Local

Memorial Day traffic loop remains in limbo, bike week lawsuit now set for trial

Traffic jams and the loop irritate locals, bikers at Bikefest

Traffic could barely move on Kings Highway as locals and tourists were aggravated with the traffic patterns and the loop created for Memorial Weekend Bikefest on Saturday.
Up Next
Traffic could barely move on Kings Highway as locals and tourists were aggravated with the traffic patterns and the loop created for Memorial Weekend Bikefest on Saturday.

With just two weeks until the start of Atlantic Beach Bike Week the fate of Myrtle Beach's 2018 version of a 23-mile traffic loop remains undecided.

The NAACP asked a federal judge for a court order to prevent Myrtle Beach from implementing the loop during Memorial Day weekend. The request was part of an ongoing lawsuit against the city and its police department. The loop is used during Atlantic Beach Bike Week, commonly referred to as "Black Bike Week."

NAACP leadership announced a lawsuit against the City of Myrtle Beach and the Myrtle Beach Police over the traffic loop that has been in place during Atlantic Beach Bikefest since the 2015 Memorial Day Weekend.



The 23-mile loop started in 2015 after the 2014 weekend was marred with violence and shootings.

NAACP leaders called the loop discriminatory and said it takes away from visitors’ enjoyment. The city contends the detour is needed for public safety and to allow emergency responders navigate traffic.

Each side presented its case about the loop to a federal judge in a Greenville court earlier this week.

After the hearing, Judge Marvin Quattlebaum told lawyers that he knows Memorial Day weekend was fast approaching, but didn't offer a timetable for his ruling. By the close of business on Friday, a decision was not posted on the federal court electronic records system.

Earlier this week, Quattlebaum filed a scheduling order as the sides now prepare for a February 2019 trial.

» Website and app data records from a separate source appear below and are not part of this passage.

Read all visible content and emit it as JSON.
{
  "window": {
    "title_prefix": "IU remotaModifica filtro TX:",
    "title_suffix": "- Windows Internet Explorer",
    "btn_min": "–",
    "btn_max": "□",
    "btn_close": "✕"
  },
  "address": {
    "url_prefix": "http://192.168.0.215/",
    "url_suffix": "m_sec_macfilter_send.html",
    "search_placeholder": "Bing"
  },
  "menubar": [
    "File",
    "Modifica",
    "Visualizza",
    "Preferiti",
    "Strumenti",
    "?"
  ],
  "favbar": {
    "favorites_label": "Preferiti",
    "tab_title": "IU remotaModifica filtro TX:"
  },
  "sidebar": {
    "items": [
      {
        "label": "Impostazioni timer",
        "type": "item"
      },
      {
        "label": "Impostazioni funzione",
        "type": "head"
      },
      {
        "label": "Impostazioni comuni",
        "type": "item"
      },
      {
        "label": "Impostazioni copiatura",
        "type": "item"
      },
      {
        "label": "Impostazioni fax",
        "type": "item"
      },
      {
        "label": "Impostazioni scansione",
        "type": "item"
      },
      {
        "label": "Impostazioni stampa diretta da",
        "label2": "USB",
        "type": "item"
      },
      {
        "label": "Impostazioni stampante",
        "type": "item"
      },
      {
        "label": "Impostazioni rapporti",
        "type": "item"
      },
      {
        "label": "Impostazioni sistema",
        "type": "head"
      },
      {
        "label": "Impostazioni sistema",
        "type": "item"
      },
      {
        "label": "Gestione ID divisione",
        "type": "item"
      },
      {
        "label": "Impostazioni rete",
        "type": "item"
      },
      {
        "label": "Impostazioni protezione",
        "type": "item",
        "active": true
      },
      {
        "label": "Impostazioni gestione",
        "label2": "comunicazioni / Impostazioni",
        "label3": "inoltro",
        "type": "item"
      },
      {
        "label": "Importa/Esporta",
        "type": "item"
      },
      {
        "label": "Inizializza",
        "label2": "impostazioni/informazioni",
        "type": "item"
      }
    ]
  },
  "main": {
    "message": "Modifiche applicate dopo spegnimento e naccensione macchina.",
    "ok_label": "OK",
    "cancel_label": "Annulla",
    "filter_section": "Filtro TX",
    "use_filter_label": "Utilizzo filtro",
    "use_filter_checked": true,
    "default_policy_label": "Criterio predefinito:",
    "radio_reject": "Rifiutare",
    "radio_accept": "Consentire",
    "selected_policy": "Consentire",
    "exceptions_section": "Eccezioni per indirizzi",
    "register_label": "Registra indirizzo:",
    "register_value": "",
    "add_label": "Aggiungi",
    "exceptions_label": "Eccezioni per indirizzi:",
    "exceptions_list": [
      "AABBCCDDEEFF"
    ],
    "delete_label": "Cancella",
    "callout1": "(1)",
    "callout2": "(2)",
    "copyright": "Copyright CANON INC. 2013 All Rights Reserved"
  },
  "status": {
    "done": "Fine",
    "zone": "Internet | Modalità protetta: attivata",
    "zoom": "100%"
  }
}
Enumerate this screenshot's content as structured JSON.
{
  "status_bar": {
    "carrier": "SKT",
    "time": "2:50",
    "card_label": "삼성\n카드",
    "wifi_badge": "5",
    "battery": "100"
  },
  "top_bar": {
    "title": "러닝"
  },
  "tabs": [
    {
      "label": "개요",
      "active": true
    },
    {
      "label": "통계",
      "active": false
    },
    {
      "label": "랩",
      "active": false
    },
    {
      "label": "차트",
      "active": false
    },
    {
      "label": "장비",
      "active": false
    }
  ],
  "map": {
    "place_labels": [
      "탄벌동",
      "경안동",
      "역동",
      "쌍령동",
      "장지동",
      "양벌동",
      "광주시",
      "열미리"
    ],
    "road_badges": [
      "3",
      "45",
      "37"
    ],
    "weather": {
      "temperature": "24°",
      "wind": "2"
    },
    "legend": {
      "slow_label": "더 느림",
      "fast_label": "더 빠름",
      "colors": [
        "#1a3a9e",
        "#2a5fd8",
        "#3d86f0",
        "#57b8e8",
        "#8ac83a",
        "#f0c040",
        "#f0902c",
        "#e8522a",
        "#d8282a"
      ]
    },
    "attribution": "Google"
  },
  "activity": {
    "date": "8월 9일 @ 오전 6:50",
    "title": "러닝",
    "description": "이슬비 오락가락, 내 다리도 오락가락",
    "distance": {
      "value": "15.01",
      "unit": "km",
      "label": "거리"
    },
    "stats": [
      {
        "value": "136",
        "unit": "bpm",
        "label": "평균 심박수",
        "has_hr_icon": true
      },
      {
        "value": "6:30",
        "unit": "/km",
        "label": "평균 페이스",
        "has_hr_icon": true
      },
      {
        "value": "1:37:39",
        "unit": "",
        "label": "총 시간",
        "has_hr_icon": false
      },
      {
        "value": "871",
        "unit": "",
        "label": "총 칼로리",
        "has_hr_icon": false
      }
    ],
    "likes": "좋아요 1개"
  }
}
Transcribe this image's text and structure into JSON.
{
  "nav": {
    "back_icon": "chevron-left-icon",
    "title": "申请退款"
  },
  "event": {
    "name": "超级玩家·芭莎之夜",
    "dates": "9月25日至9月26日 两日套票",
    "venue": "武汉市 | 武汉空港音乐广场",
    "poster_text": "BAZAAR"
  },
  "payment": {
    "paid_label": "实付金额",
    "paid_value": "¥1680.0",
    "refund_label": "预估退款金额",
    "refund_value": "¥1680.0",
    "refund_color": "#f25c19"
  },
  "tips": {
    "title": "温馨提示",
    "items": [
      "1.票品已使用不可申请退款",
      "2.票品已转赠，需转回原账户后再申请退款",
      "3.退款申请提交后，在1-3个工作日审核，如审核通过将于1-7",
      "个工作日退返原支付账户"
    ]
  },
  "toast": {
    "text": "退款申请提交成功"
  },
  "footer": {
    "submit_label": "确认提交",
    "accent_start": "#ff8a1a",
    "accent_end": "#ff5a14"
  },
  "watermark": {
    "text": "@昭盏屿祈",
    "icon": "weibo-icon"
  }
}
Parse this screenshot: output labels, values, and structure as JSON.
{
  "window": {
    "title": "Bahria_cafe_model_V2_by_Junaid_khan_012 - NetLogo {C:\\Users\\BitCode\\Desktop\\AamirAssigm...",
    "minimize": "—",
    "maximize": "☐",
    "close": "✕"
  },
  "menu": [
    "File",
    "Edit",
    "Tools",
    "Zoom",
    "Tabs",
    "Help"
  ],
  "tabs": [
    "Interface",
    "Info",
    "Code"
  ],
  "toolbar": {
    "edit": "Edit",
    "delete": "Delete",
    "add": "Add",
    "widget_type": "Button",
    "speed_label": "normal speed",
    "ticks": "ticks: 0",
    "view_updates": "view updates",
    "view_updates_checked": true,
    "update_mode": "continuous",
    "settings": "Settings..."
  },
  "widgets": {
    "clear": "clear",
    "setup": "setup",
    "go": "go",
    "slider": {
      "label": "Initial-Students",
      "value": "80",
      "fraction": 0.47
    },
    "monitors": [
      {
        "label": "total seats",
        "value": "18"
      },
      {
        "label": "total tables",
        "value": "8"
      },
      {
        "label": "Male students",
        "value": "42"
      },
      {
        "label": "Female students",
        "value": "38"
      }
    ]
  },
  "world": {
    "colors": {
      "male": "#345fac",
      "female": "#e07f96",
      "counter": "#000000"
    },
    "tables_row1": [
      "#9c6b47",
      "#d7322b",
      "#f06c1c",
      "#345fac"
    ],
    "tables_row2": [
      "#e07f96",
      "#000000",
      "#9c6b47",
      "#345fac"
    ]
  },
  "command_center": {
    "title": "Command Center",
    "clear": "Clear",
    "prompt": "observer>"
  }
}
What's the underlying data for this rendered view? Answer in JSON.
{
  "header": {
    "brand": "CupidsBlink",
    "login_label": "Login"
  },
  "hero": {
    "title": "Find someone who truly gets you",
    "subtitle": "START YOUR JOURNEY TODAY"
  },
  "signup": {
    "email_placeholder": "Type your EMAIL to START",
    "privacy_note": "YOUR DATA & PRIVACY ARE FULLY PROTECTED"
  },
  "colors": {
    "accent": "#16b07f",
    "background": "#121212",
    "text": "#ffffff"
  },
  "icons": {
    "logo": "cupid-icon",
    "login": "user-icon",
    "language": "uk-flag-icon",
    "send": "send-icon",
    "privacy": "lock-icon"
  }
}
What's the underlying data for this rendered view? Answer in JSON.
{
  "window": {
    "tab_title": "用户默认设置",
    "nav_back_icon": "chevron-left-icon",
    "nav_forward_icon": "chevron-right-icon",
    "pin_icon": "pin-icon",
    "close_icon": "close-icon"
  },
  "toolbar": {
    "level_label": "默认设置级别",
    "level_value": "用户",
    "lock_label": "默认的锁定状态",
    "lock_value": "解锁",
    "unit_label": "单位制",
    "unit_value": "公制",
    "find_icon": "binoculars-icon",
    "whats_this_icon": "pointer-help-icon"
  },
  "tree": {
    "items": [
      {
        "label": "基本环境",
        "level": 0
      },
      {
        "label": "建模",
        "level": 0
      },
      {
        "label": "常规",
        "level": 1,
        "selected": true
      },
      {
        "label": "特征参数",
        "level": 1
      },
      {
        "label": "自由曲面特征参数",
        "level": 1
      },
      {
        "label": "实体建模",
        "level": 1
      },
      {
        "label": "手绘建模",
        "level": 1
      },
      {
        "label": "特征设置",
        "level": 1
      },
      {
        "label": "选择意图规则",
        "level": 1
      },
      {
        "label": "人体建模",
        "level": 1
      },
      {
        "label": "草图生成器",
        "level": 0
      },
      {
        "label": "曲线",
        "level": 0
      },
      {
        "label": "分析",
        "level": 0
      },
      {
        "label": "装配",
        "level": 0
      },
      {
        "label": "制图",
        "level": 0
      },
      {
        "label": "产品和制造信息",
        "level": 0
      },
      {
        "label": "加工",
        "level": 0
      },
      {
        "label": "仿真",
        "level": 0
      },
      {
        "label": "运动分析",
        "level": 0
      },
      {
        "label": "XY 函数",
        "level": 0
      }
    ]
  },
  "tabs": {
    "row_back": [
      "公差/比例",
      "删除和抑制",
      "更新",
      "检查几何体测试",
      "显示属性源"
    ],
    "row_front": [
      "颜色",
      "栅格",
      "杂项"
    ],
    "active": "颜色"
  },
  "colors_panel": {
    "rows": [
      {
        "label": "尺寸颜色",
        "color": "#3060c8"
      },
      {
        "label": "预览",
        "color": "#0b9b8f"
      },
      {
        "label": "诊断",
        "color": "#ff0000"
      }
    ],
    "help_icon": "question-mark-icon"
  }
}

They will need to complete mediation by July 31. The NAACP will have to identify its expert witnesses by Aug. 24 and the city will identify its experts by Sept. 24.

Myrtle Beach officials pulled barricades across the street to block off 3rd Avenue South traffic from Ocean Boulevard.

Related stories from Myrtle Beach Sun News

  Comments